TYLER, Texas (KLTV) - On March 13, Smith County announced the first three positive cases of COVID-19 within the county.
"I was nervous for our community,” Tyler mayor Martin Heines said.
At that time, Heines was less than two months out from leaving his role as mayor, now faced with a deadly virus spreading within the city. Heines says at the beginning, resources from the federal and state government were scarce.
"You gotta plan for the worst and you can’t depend on anyone else to help us. We were in it by ourselves,” Heines said.
As new cases in Smith County began to climb, most of them in Tyler, Heines was meeting regularly with the joint operations task force and looking at ways to slow the spread.
"Sometimes I get very colorful with my language and I think that was very true in a lot of those meetings,” Heines said.
Weekly press briefings continued as new, positive cases climbed.

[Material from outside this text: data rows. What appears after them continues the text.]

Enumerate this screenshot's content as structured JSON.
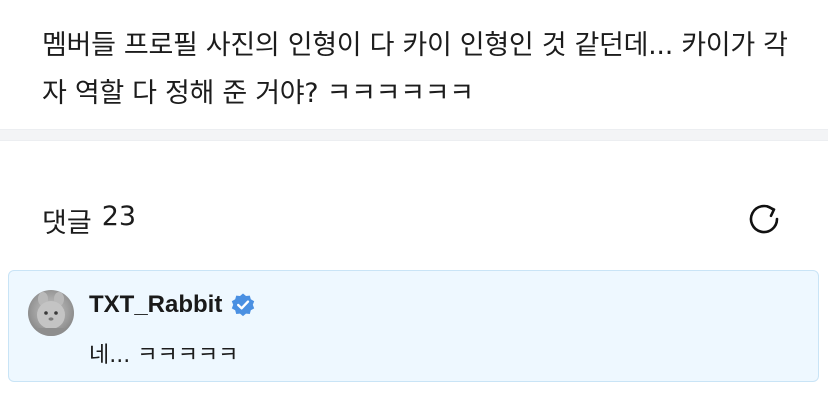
{
  "post": {
    "body": "멤버들 프로필 사진의 인형이 다 카이 인형인 것 같던데... 카이가 각자 역할 다 정해 준 거야? ㅋㅋㅋㅋㅋㅋ"
  },
  "comments": {
    "label": "댓글",
    "count": "23",
    "refresh_icon": "refresh-icon"
  },
  "comment": {
    "author": "TXT_Rabbit",
    "verified_icon": "verified-badge-icon",
    "verified_color": "#4a90e2",
    "text": "네... ㅋㅋㅋㅋㅋ",
    "highlight_bg": "#eef8ff",
    "highlight_border": "#c9e4f6"
  }
}
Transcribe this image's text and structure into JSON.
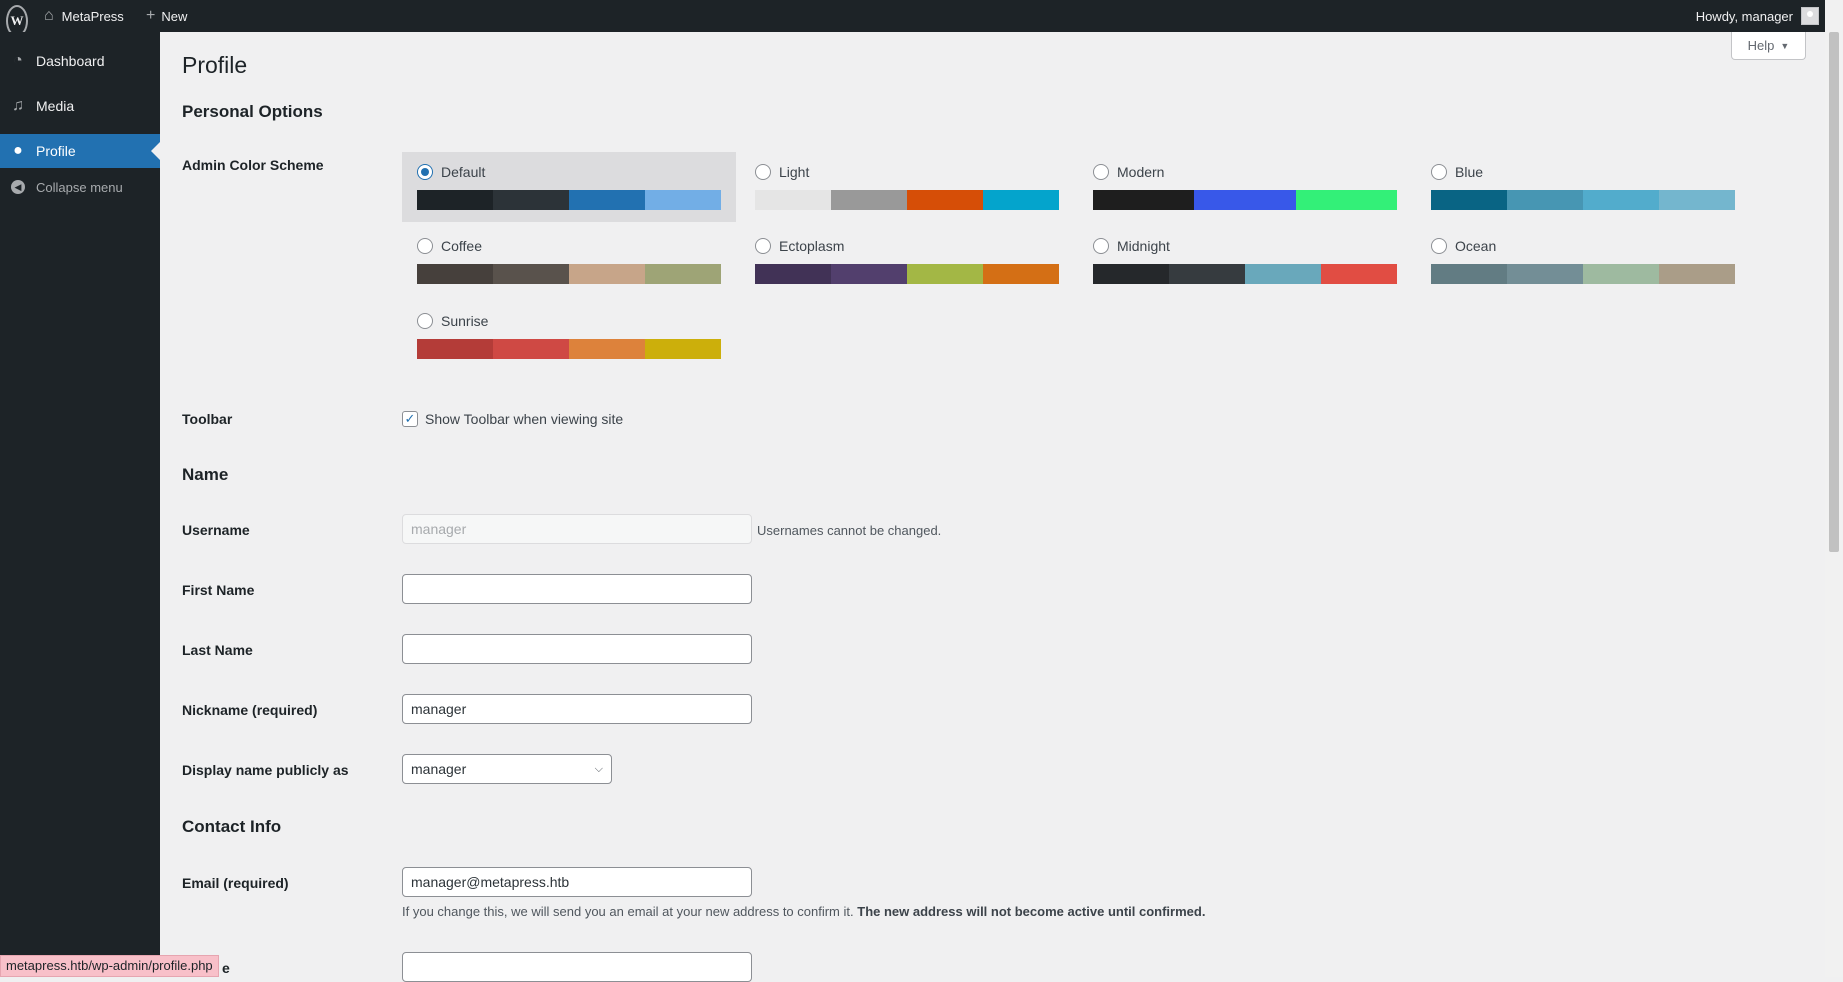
{
  "adminbar": {
    "site_name": "MetaPress",
    "new_label": "New",
    "howdy": "Howdy, manager",
    "icons": [
      "wordpress-logo",
      "home-icon",
      "plus-icon",
      "avatar"
    ]
  },
  "sidebar": {
    "items": [
      {
        "label": "Dashboard",
        "icon": "dashboard-icon"
      },
      {
        "label": "Media",
        "icon": "media-icon"
      },
      {
        "label": "Profile",
        "icon": "user-icon",
        "current": true
      },
      {
        "label": "Collapse menu",
        "icon": "collapse-icon"
      }
    ]
  },
  "help": {
    "label": "Help",
    "arrow": "▼"
  },
  "page": {
    "title": "Profile",
    "personal_options": "Personal Options",
    "color_scheme_label": "Admin Color Scheme",
    "schemes": [
      {
        "name": "Default",
        "selected": true,
        "colors": [
          "#1d2327",
          "#2c3338",
          "#2271b1",
          "#72aee6"
        ]
      },
      {
        "name": "Light",
        "colors": [
          "#e5e5e5",
          "#999999",
          "#d64e07",
          "#04a4cc"
        ]
      },
      {
        "name": "Modern",
        "colors": [
          "#1e1e1e",
          "#3858e9",
          "#33f078"
        ]
      },
      {
        "name": "Blue",
        "colors": [
          "#096484",
          "#4796b3",
          "#52accc",
          "#74b6ce"
        ]
      },
      {
        "name": "Coffee",
        "colors": [
          "#46403c",
          "#59524c",
          "#c7a589",
          "#9ea476"
        ]
      },
      {
        "name": "Ectoplasm",
        "colors": [
          "#413256",
          "#523f6d",
          "#a3b745",
          "#d46f15"
        ]
      },
      {
        "name": "Midnight",
        "colors": [
          "#25282b",
          "#363b3f",
          "#69a8bb",
          "#e14d43"
        ]
      },
      {
        "name": "Ocean",
        "colors": [
          "#627c83",
          "#738e96",
          "#9ebaa0",
          "#aa9d88"
        ]
      },
      {
        "name": "Sunrise",
        "colors": [
          "#b43c38",
          "#cf4944",
          "#dd823b",
          "#ccaf0b"
        ]
      }
    ],
    "toolbar_label": "Toolbar",
    "toolbar_checkbox": "Show Toolbar when viewing site",
    "toolbar_checked": "✓",
    "name_section": "Name",
    "username_label": "Username",
    "username_value": "manager",
    "username_note": "Usernames cannot be changed.",
    "first_name_label": "First Name",
    "first_name_value": "",
    "last_name_label": "Last Name",
    "last_name_value": "",
    "nickname_label": "Nickname (required)",
    "nickname_value": "manager",
    "display_name_label": "Display name publicly as",
    "display_name_value": "manager",
    "contact_section": "Contact Info",
    "email_label": "Email (required)",
    "email_value": "manager@metapress.htb",
    "email_note": "If you change this, we will send you an email at your new address to confirm it.",
    "email_note_bold": "The new address will not become active until confirmed.",
    "website_label_partial": "e",
    "website_value": ""
  },
  "statusbar": {
    "url": "metapress.htb/wp-admin/profile.php"
  }
}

Smith county’s stay-at-home order went into effect on March 27. Heines says although the economic fallout from the order is significant, he says he believes it played a crucial role in stopping the spread.
"Luckily it didn’t get to the point that it was really spreading like it did in other areas,” Heines said.
With many businesses closed for about a month, the city’s sales tax revenue, which makes up nearly half of their budget, suffered substantial losses.
"What we’ve done already is project the shortfall in sales tax due to COVID and then what we’re doing is cutting back different department budgets so we’ll end up with a balanced budget at the end of the year,” Heines said.
There’s been some discussion between medical experts about whether or not there will be a second wave of COVID-19. Heines says if that’s the case, the city is prepared.
"We never had that level of surge, so I’m very hopeful that even if it does come back in the fall that we’ll be able to handle any sort of reoccurrence,” Heines said.
The city election that was supposed to be held in May is now pushed back to the November general election.